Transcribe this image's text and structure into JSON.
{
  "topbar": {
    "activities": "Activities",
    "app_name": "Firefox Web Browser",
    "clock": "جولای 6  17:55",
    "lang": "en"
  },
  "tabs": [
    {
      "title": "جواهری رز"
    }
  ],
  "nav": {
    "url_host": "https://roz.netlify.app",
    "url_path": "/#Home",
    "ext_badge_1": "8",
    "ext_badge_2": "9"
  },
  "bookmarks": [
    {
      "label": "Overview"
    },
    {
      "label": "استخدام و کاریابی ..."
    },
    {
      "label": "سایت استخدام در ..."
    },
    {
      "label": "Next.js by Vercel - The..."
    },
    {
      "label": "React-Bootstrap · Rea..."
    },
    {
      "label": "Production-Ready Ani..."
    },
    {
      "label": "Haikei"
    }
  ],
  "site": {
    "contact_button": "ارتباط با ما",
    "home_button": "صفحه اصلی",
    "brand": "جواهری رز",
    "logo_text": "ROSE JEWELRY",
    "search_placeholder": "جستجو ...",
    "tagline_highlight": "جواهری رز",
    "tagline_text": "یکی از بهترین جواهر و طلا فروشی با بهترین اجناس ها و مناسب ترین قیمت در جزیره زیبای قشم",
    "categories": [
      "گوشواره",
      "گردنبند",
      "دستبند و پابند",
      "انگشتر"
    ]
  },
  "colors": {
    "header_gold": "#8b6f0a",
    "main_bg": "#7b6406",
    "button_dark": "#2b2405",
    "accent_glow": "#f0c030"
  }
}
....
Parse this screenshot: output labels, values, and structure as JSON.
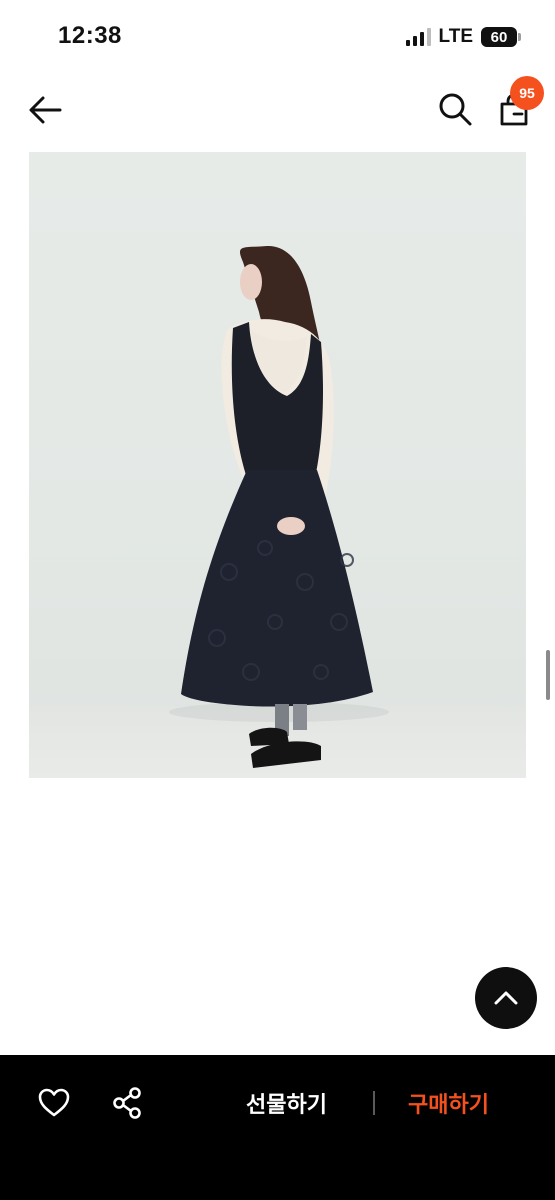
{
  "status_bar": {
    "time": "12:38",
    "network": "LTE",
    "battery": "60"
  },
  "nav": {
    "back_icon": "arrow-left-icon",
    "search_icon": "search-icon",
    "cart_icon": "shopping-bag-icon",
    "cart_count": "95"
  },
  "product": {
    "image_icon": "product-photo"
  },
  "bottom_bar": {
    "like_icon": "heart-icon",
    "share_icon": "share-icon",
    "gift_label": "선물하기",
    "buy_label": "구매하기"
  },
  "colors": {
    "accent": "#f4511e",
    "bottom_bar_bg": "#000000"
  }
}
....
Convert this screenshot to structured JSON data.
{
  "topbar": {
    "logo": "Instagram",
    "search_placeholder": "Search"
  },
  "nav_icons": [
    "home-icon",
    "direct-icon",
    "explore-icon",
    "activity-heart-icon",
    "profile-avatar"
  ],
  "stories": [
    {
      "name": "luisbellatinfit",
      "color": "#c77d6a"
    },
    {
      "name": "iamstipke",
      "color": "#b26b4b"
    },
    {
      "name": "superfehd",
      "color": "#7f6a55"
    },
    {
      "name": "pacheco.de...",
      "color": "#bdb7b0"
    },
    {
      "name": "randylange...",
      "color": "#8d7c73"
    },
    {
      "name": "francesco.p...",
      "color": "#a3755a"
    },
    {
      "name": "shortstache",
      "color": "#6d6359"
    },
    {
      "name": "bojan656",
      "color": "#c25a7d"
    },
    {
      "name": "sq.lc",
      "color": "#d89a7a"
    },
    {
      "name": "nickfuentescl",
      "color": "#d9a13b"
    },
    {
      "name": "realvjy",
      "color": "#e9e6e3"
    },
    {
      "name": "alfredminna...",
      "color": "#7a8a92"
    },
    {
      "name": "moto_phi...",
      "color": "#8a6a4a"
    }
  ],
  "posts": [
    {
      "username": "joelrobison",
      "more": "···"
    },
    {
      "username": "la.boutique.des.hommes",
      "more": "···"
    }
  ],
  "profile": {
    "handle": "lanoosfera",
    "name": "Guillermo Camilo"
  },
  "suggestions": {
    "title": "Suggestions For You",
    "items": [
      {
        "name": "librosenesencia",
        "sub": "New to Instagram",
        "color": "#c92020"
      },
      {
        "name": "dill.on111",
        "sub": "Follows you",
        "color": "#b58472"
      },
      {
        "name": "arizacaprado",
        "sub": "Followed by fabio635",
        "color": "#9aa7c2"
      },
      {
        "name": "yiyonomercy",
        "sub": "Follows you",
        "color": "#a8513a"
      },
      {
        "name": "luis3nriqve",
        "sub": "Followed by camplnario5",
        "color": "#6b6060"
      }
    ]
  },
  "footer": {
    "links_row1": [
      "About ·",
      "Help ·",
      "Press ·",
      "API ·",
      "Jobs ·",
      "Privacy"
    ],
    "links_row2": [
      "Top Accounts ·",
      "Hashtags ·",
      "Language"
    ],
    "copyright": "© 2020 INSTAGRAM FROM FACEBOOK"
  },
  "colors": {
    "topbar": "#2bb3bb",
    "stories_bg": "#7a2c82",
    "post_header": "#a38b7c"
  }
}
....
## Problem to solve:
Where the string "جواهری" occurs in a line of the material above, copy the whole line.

## Result below:
      "title": "جواهری رز"
    "brand": "جواهری رز",
    "tagline_highlight": "جواهری رز",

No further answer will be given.